With winter well underway and a polar vortex striking much of the country, having winter driving safety tips on hand is critical to trucking for any duration. While you might be aware of some of the winter driving basics, the current weather extremes mean that new precautions must be taken. We’ve put together four critical tips for winter driving to help ensure you and your cargo both arrive safely.
Be Prepared To Get Stuck
No matter how good or experienced you are as a trucker you will inevitably get stuck. With the threats of winter weather and low visibility, this can mean that you are in danger of being missed by other drivers and rescue teams. Before you head out, make sure that you have plenty of additional layers, blankets, food, and water along with your trucking essentials stashed in your truck. With temperatures in the midwest recently reaching record lows, having a spare source of power to create heat can be essential.

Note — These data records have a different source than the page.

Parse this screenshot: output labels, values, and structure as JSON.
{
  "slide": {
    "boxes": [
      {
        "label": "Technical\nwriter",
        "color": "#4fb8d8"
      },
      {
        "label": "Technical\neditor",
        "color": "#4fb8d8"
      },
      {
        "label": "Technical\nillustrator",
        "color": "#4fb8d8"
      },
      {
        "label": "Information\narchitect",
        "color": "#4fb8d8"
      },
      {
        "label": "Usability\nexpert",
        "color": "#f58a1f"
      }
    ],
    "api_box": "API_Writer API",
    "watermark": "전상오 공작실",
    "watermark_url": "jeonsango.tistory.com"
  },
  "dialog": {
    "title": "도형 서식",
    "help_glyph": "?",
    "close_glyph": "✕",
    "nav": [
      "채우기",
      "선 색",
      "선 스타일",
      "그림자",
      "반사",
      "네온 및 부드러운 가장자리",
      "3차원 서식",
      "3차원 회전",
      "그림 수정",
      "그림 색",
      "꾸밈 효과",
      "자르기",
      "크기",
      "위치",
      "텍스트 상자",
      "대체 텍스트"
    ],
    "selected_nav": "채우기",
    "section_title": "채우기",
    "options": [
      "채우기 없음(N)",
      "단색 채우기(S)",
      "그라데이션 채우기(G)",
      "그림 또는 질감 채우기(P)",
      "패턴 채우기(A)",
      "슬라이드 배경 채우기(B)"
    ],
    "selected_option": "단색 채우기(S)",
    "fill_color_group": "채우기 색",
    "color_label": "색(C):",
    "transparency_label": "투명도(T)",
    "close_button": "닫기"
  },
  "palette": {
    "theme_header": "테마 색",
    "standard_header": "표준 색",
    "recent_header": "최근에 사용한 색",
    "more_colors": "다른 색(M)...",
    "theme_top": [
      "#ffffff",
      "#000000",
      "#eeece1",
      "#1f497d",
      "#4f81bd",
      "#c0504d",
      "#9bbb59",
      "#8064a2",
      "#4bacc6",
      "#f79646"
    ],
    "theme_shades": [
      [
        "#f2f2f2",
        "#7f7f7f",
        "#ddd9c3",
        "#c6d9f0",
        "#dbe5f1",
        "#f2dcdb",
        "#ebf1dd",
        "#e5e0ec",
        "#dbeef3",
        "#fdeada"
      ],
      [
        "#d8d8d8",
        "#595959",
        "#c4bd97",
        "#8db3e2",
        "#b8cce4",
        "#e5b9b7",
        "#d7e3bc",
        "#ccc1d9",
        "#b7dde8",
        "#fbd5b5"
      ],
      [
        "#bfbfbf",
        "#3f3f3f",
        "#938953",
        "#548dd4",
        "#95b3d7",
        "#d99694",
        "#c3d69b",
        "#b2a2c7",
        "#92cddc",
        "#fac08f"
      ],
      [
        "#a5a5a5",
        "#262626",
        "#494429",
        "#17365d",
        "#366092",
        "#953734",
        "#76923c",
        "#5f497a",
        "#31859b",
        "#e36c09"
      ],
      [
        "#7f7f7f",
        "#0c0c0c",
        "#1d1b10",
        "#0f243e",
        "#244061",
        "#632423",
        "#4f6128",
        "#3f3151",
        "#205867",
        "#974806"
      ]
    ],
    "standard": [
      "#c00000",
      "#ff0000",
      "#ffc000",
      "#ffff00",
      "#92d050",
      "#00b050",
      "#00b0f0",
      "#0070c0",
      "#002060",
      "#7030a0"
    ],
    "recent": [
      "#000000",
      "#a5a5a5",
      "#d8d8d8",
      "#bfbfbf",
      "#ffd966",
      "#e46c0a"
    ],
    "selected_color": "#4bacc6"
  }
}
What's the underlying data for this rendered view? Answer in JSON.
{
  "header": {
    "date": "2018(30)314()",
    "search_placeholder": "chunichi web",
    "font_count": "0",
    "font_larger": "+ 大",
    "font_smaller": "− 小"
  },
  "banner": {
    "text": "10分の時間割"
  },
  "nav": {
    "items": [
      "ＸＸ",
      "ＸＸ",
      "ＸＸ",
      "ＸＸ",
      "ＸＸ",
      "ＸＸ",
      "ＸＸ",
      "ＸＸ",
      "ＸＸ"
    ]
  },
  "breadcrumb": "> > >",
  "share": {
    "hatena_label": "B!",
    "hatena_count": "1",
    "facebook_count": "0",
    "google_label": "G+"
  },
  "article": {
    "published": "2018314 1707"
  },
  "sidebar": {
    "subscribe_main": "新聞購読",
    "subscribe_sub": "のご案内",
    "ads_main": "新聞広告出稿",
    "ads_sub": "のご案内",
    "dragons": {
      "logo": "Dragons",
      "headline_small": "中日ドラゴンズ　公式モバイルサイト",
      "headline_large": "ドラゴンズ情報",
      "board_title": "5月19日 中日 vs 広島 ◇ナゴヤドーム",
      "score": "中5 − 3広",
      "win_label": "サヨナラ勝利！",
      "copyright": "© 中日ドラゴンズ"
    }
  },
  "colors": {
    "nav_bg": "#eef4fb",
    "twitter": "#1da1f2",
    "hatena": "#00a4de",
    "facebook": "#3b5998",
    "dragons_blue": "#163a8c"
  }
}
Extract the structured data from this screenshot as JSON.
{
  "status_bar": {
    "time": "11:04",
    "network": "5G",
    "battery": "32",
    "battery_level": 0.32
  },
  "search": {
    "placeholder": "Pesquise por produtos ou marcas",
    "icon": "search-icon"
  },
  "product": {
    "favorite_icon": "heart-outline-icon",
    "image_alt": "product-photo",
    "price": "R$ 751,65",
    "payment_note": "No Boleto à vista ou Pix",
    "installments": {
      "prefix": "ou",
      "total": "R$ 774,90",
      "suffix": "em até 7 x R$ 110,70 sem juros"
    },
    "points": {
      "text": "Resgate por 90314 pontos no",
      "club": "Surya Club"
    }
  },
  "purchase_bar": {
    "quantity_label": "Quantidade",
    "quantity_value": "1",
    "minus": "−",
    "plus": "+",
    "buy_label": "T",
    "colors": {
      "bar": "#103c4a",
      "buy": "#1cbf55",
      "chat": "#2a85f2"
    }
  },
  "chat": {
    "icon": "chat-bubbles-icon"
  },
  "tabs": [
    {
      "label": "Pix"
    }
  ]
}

Have A Plan For Stranding
If you become stranded there are a few particular precautions you must take. First, never walk down the highway or away from your truck. If the weather is bad you may become disoriented and lose your way back; other drivers will not be able to see you, and you will be putting yourself at higher risk. Instead, stay inside or as close to your truck as possible. You may need to leave your vehicle on occasion to ensure that the exhaust pipe is clear to prevent carbon monoxide poisoning.
Notice Road Spray
One of the best ways to gauge how the roads are is to pay attention to the spray coming off of other vehicles. When the spray is visible, it means that the roads are wet but are not entirely freezing. If the spray has stopped the risk of black ice and freezing is exceptionally high. You will also want to keep an eye on any build-up of ice on your antennas or mirrors to help gauge the temperatures and road conditions.
Monitor Speed And Know When To Stop
When severe weather strikes your speed should always reduce. In the event of wet conditions you should expect to reduce speed by ⅓, and in snow, your speed should go down to ½ what it would typically be. Not only will this allow for better control and stopping, but you’ll be more likely to reduce your chances of getting stuck. Last but not least, always use your best judgment of when to stop. Sometimes it’s best to wait out the storm somewhere you know you will be safe and warm. Work with your fleet manager in advance to have a severe weather plan so that you can stop for bad weather without worry.
Baltimore Freightliner-Western for all Your Trucking Needs!
Whether you are looking to upgrade your fleet to tow trucks or simply interested in the latest trucking technology, you can rely on Baltimore Freightliner-Western Star. We have provided top-notch service for the trucking industry for 30 years and would love to assist you in buying a new top-of-the-line truck, finding the specialty parts you need, or repairing your truck. Give us a call toll-free at 800-832-7278 or locally at 410-685-4474, or contact us online. To find out more about what we are up to, follow us on Facebook, Twitter, Pinterest, and Google+.